Although Sokolov left the Soviet Union almost two years ago, manuscript copies of his novel are known to be circulating there. It will be interesting to see how his talent develops in the West, now that he has escaped from the oppressive society that paradoxically nurtured his creative energy. For many Soviet writers, the more relaxed political atmosphere of the West, with its physical comforts and easy distractions, tends to reduce the anxious need to create that was the hallmark of their intellectual life in Moscow. Some, like Suslov or Voinovich—the former is already in the West, the latter still in Russia—who seem inextricably connected to the specific details of Soviet life, may be compelled to seek new themes and styles. In the case of Sokolov, a writer whose imagination appears less dependent on his immediate surroundings, emigré life, far from draining his creative energy, may offer new inspiration to an already distinctive and original talent.

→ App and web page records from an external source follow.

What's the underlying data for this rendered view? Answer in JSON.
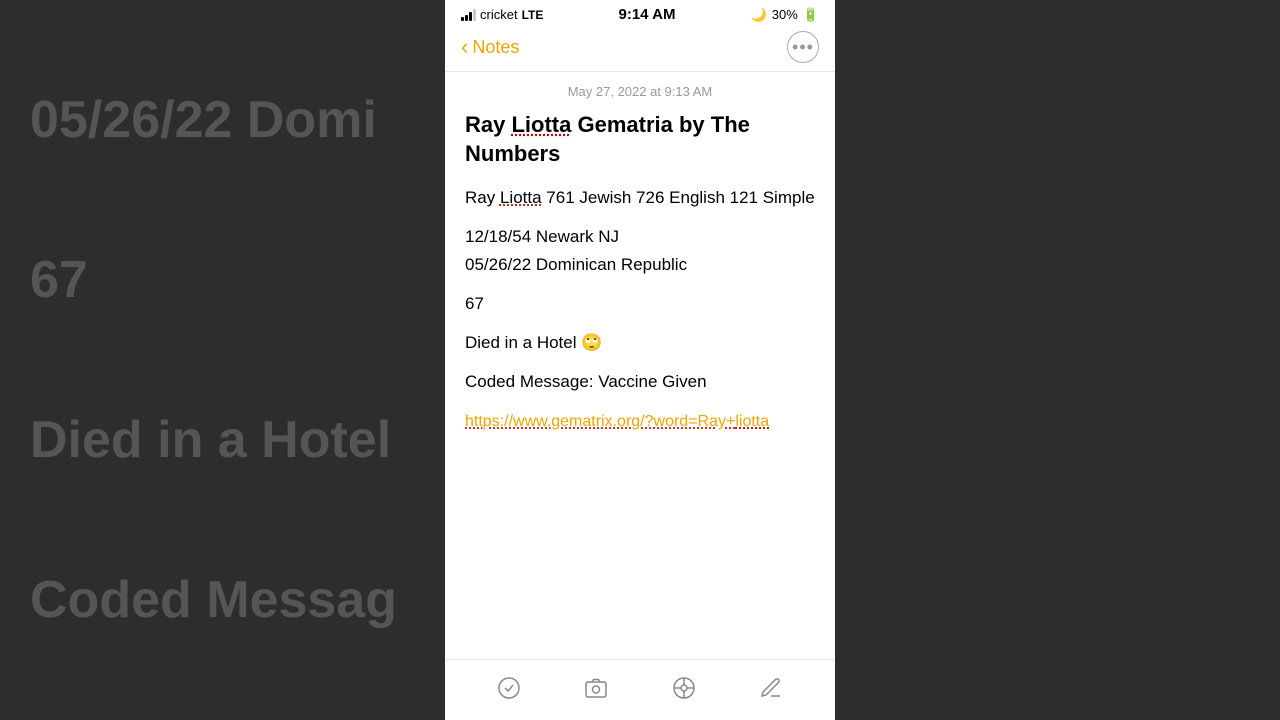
{
  "status_bar": {
    "carrier": "cricket",
    "network": "LTE",
    "time": "9:14 AM",
    "battery": "30%",
    "moon_icon": "🌙"
  },
  "nav": {
    "back_label": "Notes",
    "more_icon": "···"
  },
  "note": {
    "timestamp": "May 27, 2022 at 9:13 AM",
    "title": "Ray Liotta Gematria by The Numbers",
    "title_word1": "Ray",
    "title_word2": "Liotta",
    "title_word3": "Gematria by The Numbers",
    "body_line1": "Ray Liotta 761 Jewish 726 English 121 Simple",
    "body_line2": "12/18/54 Newark NJ",
    "body_line3": "05/26/22 Dominican Republic",
    "body_line4": "67",
    "body_line5": "Died in a Hotel 🙄",
    "body_line6": "Coded Message: Vaccine Given",
    "link": "https://www.gematrix.org/?word=Ray+liotta"
  },
  "toolbar": {
    "checklist_icon": "✓",
    "camera_icon": "⊙",
    "location_icon": "⊕",
    "compose_icon": "✎"
  },
  "background": {
    "lines": [
      "05/26/22 Domi",
      "67",
      "Died in a Hotel",
      "Coded Messag"
    ]
  }
}
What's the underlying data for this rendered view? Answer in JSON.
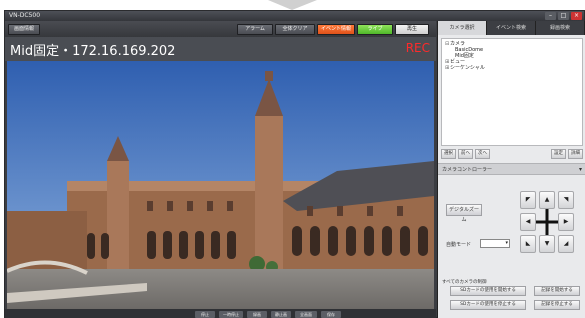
{
  "window": {
    "title": "VN-DC500"
  },
  "toolbar": {
    "left_button": "画面情報",
    "buttons": [
      "アラーム",
      "全体クリア",
      "イベント情報",
      "ライブ",
      "再生"
    ]
  },
  "camera_view": {
    "name": "Mid固定・172.16.169.202",
    "rec_label": "REC"
  },
  "bottom_bar": {
    "buttons": [
      "停止",
      "一時停止",
      "録画",
      "静止画",
      "全画面",
      "保存"
    ]
  },
  "right_panel": {
    "tabs": [
      "カメラ選択",
      "イベント検索",
      "録画検索"
    ],
    "tree": [
      {
        "label": "カメラ",
        "toggle": "⊟",
        "indent": 0
      },
      {
        "label": "BasicDome",
        "toggle": "",
        "indent": 2
      },
      {
        "label": "Mid固定",
        "toggle": "",
        "indent": 2
      },
      {
        "label": "ビュー",
        "toggle": "⊞",
        "indent": 0
      },
      {
        "label": "シーケンシャル",
        "toggle": "⊞",
        "indent": 0
      }
    ],
    "tree_buttons": [
      "選択",
      "前へ",
      "次へ",
      "設定",
      "詳細"
    ],
    "camera_control": {
      "title": "カメラコントローラー",
      "digital_zoom": "デジタルズーム",
      "auto_mode_label": "自動モード",
      "auto_mode_value": ""
    },
    "all_cameras_label": "すべてのカメラの制御",
    "sd_buttons": [
      "SDカードの使用を開始する",
      "記録を開始する",
      "SDカードの使用を停止する",
      "記録を停止する"
    ]
  },
  "colors": {
    "rec": "#ff2a2a",
    "event_button": "#e0521a",
    "live_button": "#4fb82a"
  }
}
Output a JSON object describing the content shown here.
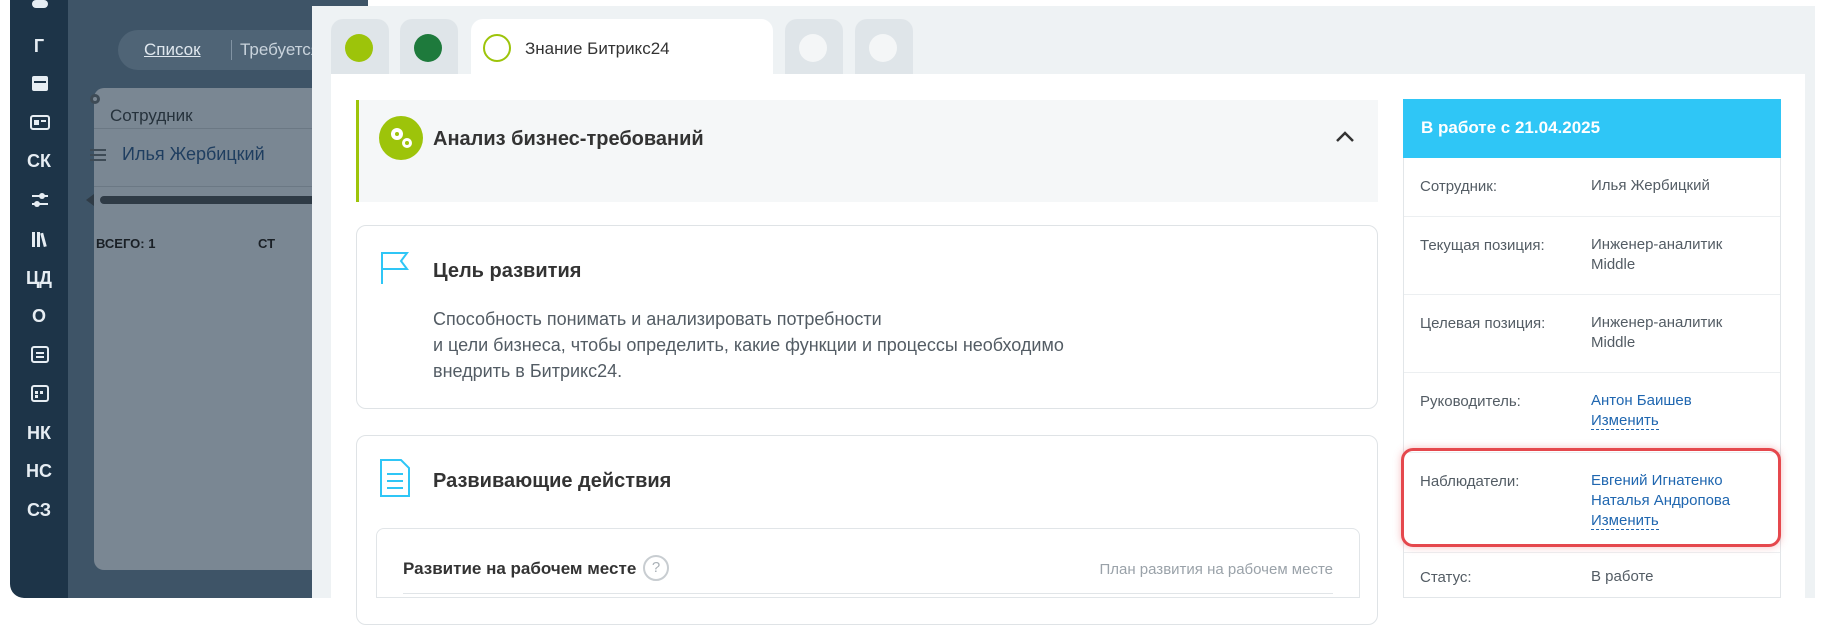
{
  "leftbar": {
    "items": [
      {
        "label": "Г"
      },
      {
        "label": "СК"
      },
      {
        "label": "ЦД"
      },
      {
        "label": "О"
      },
      {
        "label": "НК"
      },
      {
        "label": "НС"
      },
      {
        "label": "СЗ"
      }
    ],
    "icons": [
      "gamepad-icon",
      "calendar-icon",
      "id-card-icon",
      "sliders-icon",
      "library-icon",
      "task-list-icon",
      "calendar-grid-icon"
    ]
  },
  "background": {
    "top_tab_active": "Список",
    "top_tab_next": "Требуется",
    "row_employee_label": "Сотрудник",
    "row_employee_value": "Илья Жербицкий",
    "total": "ВСЕГО: 1",
    "col_start": "СТ"
  },
  "tabs": [
    {
      "icon": "gears-icon"
    },
    {
      "icon": "puzzle-icon"
    },
    {
      "icon": "document-icon",
      "label": "Знание Битрикс24"
    },
    {
      "icon": "list-icon"
    },
    {
      "icon": "book-icon"
    }
  ],
  "section": {
    "title": "Анализ бизнес-требований"
  },
  "goal": {
    "title": "Цель развития",
    "text_line1": "Способность понимать и анализировать потребности",
    "text_line2": "и цели бизнеса, чтобы определить, какие функции и процессы необходимо",
    "text_line3": "внедрить в Битрикс24."
  },
  "actions": {
    "title": "Развивающие действия",
    "sub_label": "Развитие на рабочем месте",
    "sub_help": "?",
    "sub_right": "План развития на рабочем месте"
  },
  "info": {
    "header": "В работе с 21.04.2025",
    "rows": [
      {
        "key": "Сотрудник:",
        "value": "Илья Жербицкий"
      },
      {
        "key": "Текущая позиция:",
        "value_line1": "Инженер-аналитик",
        "value_line2": "Middle"
      },
      {
        "key": "Целевая позиция:",
        "value_line1": "Инженер-аналитик",
        "value_line2": "Middle"
      },
      {
        "key": "Руководитель:",
        "value": "Антон Баишев",
        "action": "Изменить"
      },
      {
        "key": "Наблюдатели:",
        "value_line1": "Евгений Игнатенко",
        "value_line2": "Наталья Андропова",
        "action": "Изменить"
      },
      {
        "key": "Статус:",
        "value": "В работе"
      }
    ]
  },
  "colors": {
    "accent_green": "#9dc40a",
    "dark_green": "#1e7a3c",
    "header_blue": "#2fc6f6",
    "link_blue": "#2067b0",
    "highlight_red": "#e5484d",
    "sidebar_dark": "#1d3448"
  }
}
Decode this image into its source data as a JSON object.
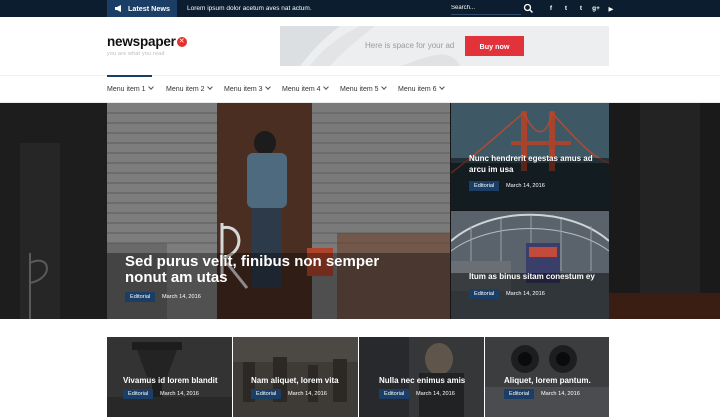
{
  "topbar": {
    "latest_label": "Latest News",
    "ticker_text": "Lorem ipsum dolor acetum aves nat actum.",
    "search_placeholder": "Search...",
    "social_icons": [
      "facebook-icon",
      "tumblr-icon",
      "twitter-icon",
      "googleplus-icon",
      "youtube-icon"
    ],
    "social_glyphs": [
      "f",
      "t",
      "t",
      "g+",
      "▶"
    ]
  },
  "header": {
    "logo_text": "newspaper",
    "tagline": "you are what you read",
    "ad_text": "Here is space for your ad",
    "ad_button": "Buy now"
  },
  "menu": {
    "items": [
      "Menu item 1",
      "Menu item 2",
      "Menu item 3",
      "Menu item 4",
      "Menu item 5",
      "Menu item 6"
    ]
  },
  "hero": {
    "main": {
      "title": "Sed purus velit, finibus non semper nonut am utas",
      "tag": "Editorial",
      "date": "March 14, 2016"
    },
    "side": [
      {
        "title": "Nunc hendrerit egestas amus ad arcu im usa",
        "tag": "Editorial",
        "date": "March 14, 2016"
      },
      {
        "title": "Itum as binus sitam conestum ey",
        "tag": "Editorial",
        "date": "March 14, 2016"
      }
    ]
  },
  "bottom": [
    {
      "title": "Vivamus id lorem blandit",
      "tag": "Editorial",
      "date": "March 14, 2016"
    },
    {
      "title": "Nam aliquet, lorem vita",
      "tag": "Editorial",
      "date": "March 14, 2016"
    },
    {
      "title": "Nulla nec enimus amis",
      "tag": "Editorial",
      "date": "March 14, 2016"
    },
    {
      "title": "Aliquet, lorem pantum.",
      "tag": "Editorial",
      "date": "March 14, 2016"
    }
  ],
  "colors": {
    "topbar": "#0b1d2e",
    "accent": "#1b3e66",
    "brand_red": "#e2323a"
  }
}
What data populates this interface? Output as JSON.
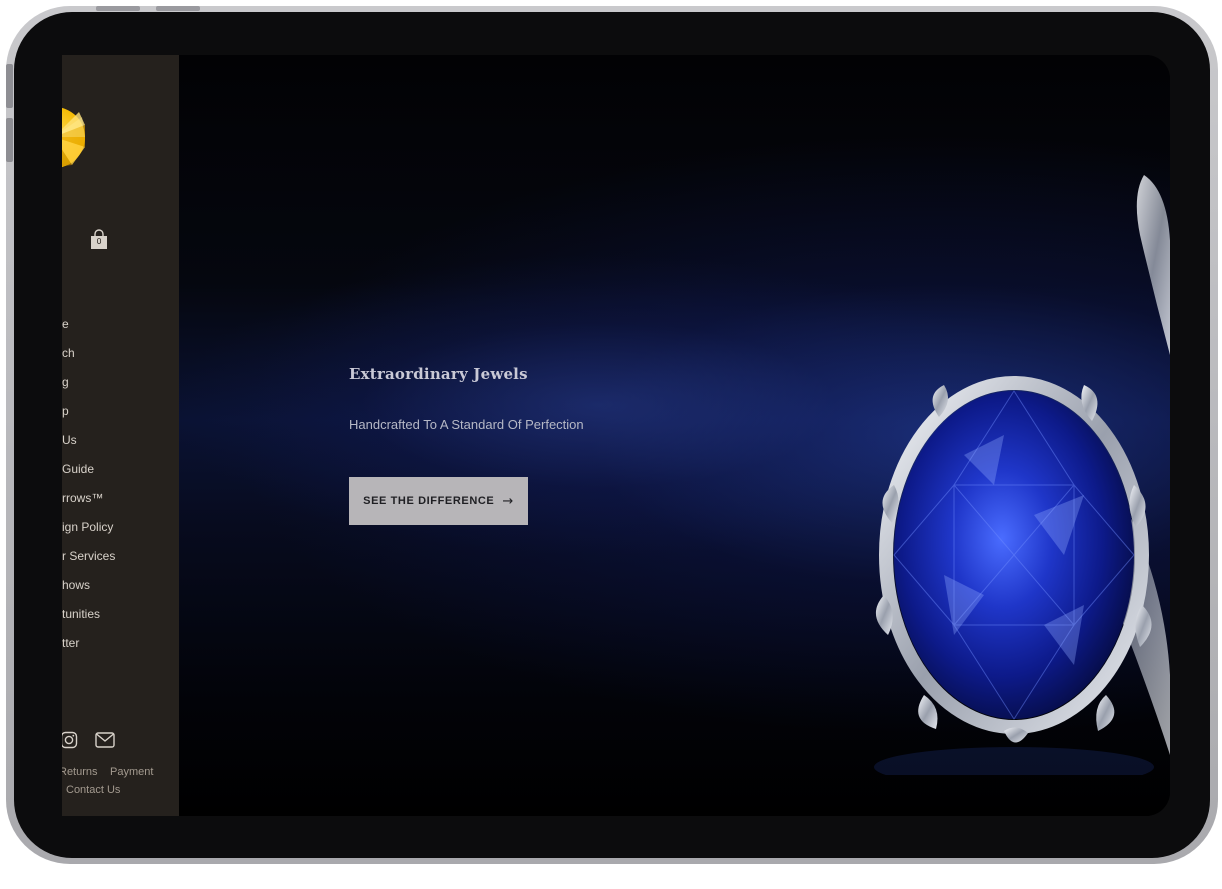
{
  "sidebar": {
    "logo": "sun-logo-icon",
    "cart": {
      "icon": "shopping-bag-icon",
      "count": "0"
    },
    "nav_items": [
      "e",
      "ch",
      "g",
      "p",
      "Us",
      "Guide",
      "rrows™",
      "ign Policy",
      "r Services",
      "hows",
      "tunities",
      "tter"
    ],
    "social": [
      "instagram-icon",
      "mail-icon"
    ],
    "footer_links": {
      "returns": "Returns",
      "payment": "Payment",
      "contact": "Contact Us"
    }
  },
  "hero": {
    "title": "Extraordinary Jewels",
    "subtitle": "Handcrafted To A Standard Of Perfection",
    "cta_label": "SEE THE DIFFERENCE",
    "cta_arrow": "→",
    "image": "sapphire-ring-image"
  },
  "colors": {
    "sidebar_bg": "#25211d",
    "logo_yellow": "#f2b800",
    "hero_blue": "#1a2a7a",
    "button_bg": "#b7b5b8"
  }
}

1 Translated by Maxine Bronstein, Indiana University Press, 204 pp., $8.95.
2 Translated by Richard Lourie, Farrar, Straus & Giroux, 316 pp., $10.00.
3 Translated by David Lapeza, Farrar, Straus & Giroux, 132 pp., $10.00.
4 Translated by Carl Proffer, Ardis, 228 pp., $10.00.